Conservatives have successfully deployed the term “pro-life” to cloak the underlying misogyny of anti-abortion legislation. We hear a great deal about their care for the fetus, but evidence shows that once a child is born, conservatives lose interest. States passing anti-abortion legislation have among the highest infant mortality rates in the country. In 2017, Alabama’s infant mortality rate was 7.4 infant deaths per 1,000 live births, twice that of Massachusetts, which had the fewest deaths.
Alabama and thirteen other states failed to expand Medicaid coverage, which is directly correlated to health disparities and outcomes. Numerous studies have shown that expansion reduces infant and maternal mortality, minimizes health disparities, and contributes to increased life expectancy. Failure to invest speeds sickness and death, especially for the most vulnerable. Georgia, whose governor recently signed a so-called “heartbeat bill,” ranks 46th among U.S. states for maternal mortality. Alabama ranks 49th for overall life expectancy.
In 2018, Alabama ranked sixth worst in the nation for poverty, with 16.9 percent of the population living below the poverty line. This, despite the fact that the national rate fell for the fifth consecutive year. Fifteen of Alabama’s 67 counties have a poverty rate greater than 25 percent. And while a quarter of the state’s children overall live in poor families, 44 percent of Black children live in poverty. U.S. News and World Report ranks Alabama dead last in the quality of public education.
It may be beneficial to be an embryo in Alabama, unless you are an embryo in an IFV clinic, but it can be deadly for a child outside the womb. The Annie E. Casey Foundation lists Alabama as the fifth worst state to be a child. Black children are even more at risk; Black babies die at three times the rateof white babies in Alabama. And with 23 documented hate groups, Alabama’s Black children (and their kin) are at risk of everyday harassment, violence, profiling, and premature death.

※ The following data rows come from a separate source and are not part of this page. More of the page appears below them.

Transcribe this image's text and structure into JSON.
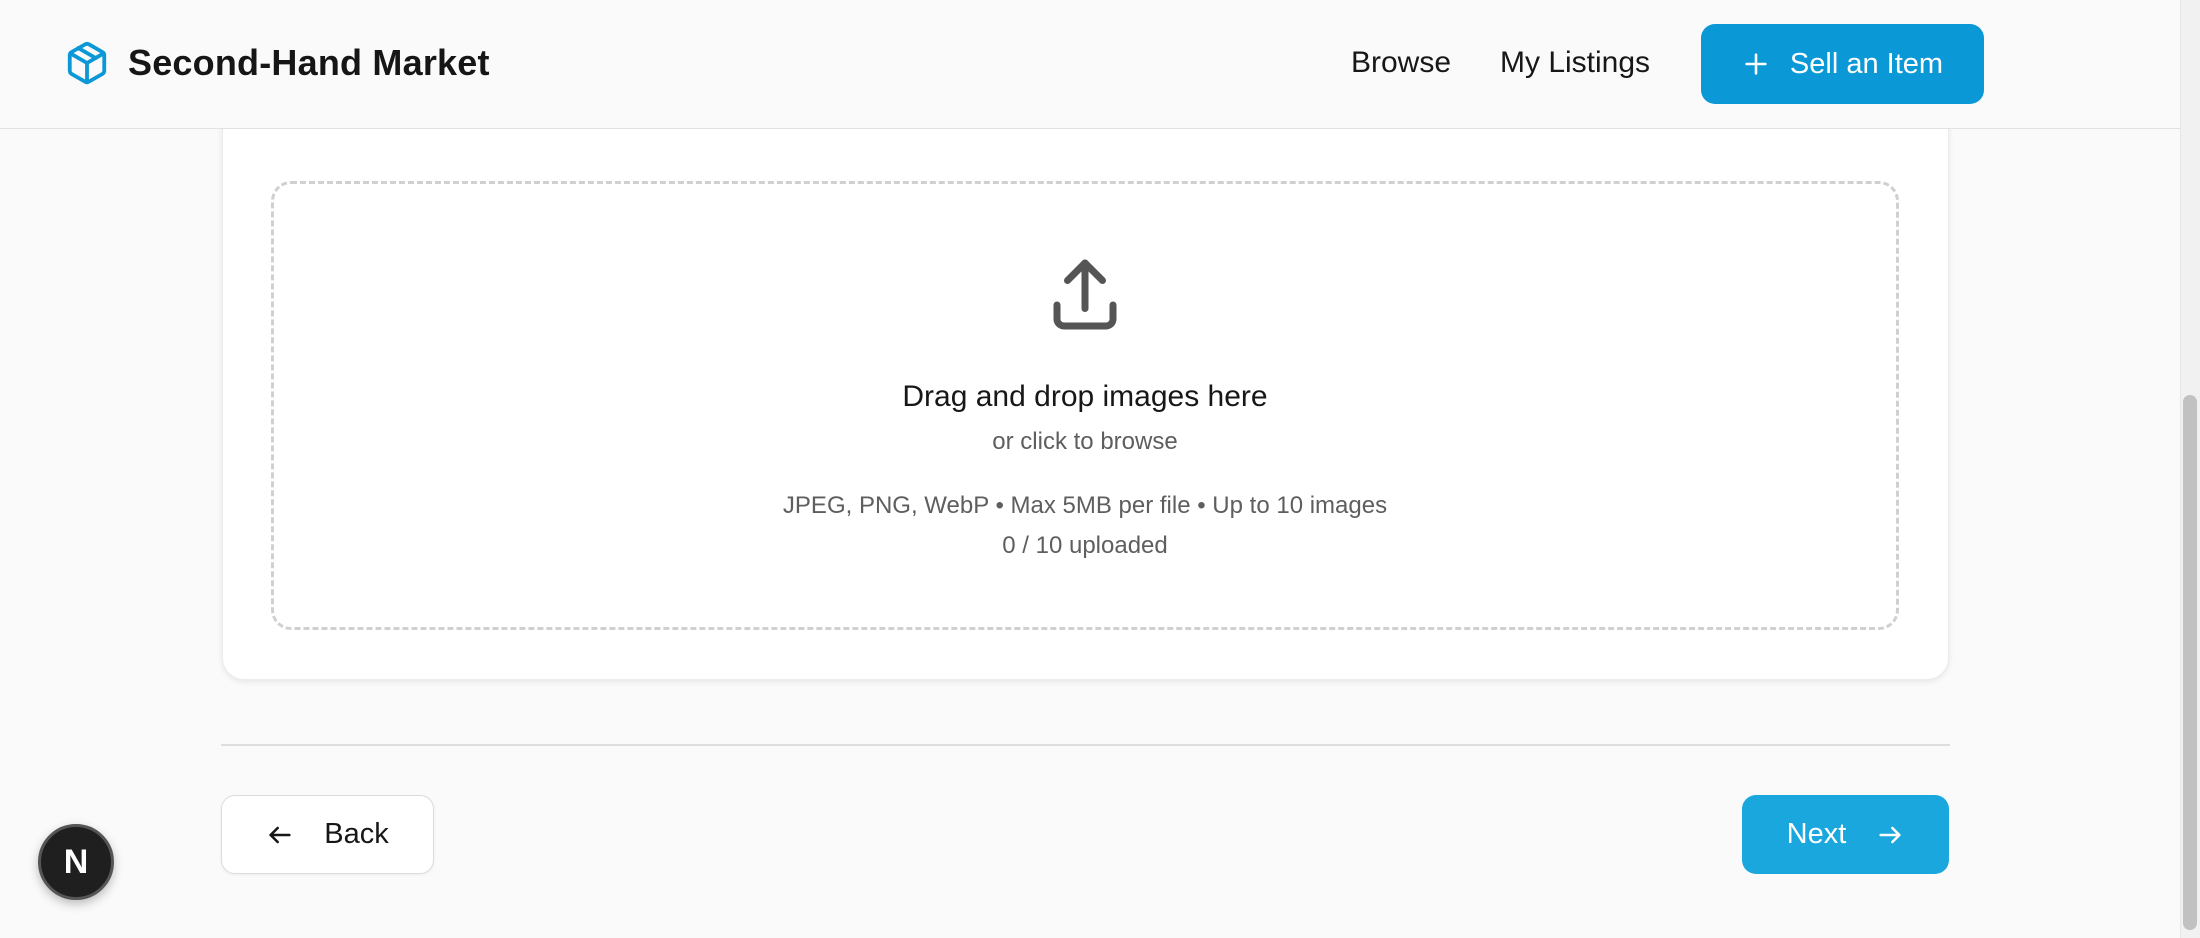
{
  "header": {
    "brand_name": "Second-Hand Market",
    "brand_icon": "package-box-icon",
    "nav": [
      {
        "label": "Browse"
      },
      {
        "label": "My Listings"
      }
    ],
    "sell_button_label": "Sell an Item"
  },
  "upload": {
    "icon": "upload-icon",
    "title": "Drag and drop images here",
    "subtitle": "or click to browse",
    "info": "JPEG, PNG, WebP • Max 5MB per file • Up to 10 images",
    "count_text": "0 / 10 uploaded"
  },
  "footer_nav": {
    "back_label": "Back",
    "next_label": "Next"
  },
  "dev_badge": {
    "letter": "N"
  },
  "colors": {
    "accent": "#0b98d6",
    "next_button": "#1aa7dd",
    "background": "#fafafa"
  }
}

In signing Alabama’s law, Governor Kay Ivey said, “every life is a sacred gift from God.” She lied. She did not mean actual children, only the unborn. Nor did she mean women. There is little evidence in Alabama, or any of the anti-abortion states, that the lives of women and children are seen as “sacred” or even minimally valued. If they were, states would not allow pregnant women and babies to die prematurely from preventable causes. They would be investing resources to ensure that every child survives and thrives.
“There is little evidence in Alabama, or any of the anti-abortion states, that the lives of women and children are seen as ‘sacred’ or even minimally valued. If they were, states would not allow pregnant women and babies to die prematurely from preventable causes.”
Conservatives may well believe that embryos and fetuses are persons. But to claim that anti-abortion legislation is about children is deceitful. “Pro-life” is a magic trick that wraps disdain and revulsion for women’s bodies and lives inside a shiny silver box with pink and blue ribbon. Forced-birth legislation fails to protect children at all, while punishing women who abort — or even miscarry. But punishment is precisely the point, isn’t it? Because such legislation has never been about the children.
Let’s call anti-abortion legislation what it is: anti-woman, anti-mother, anti-child, and anti-freedom.
Monica J. Casper, Ph.D., is a sociologist at the University of Arizona who studies women’s health and reproduction. She is author of several books, including The Making of the Unborn Patient: A Social Anatomy of Fetal Surgery and the forthcoming Babylost: An Infant Mortality Alphabet Book. For more information, visit her website.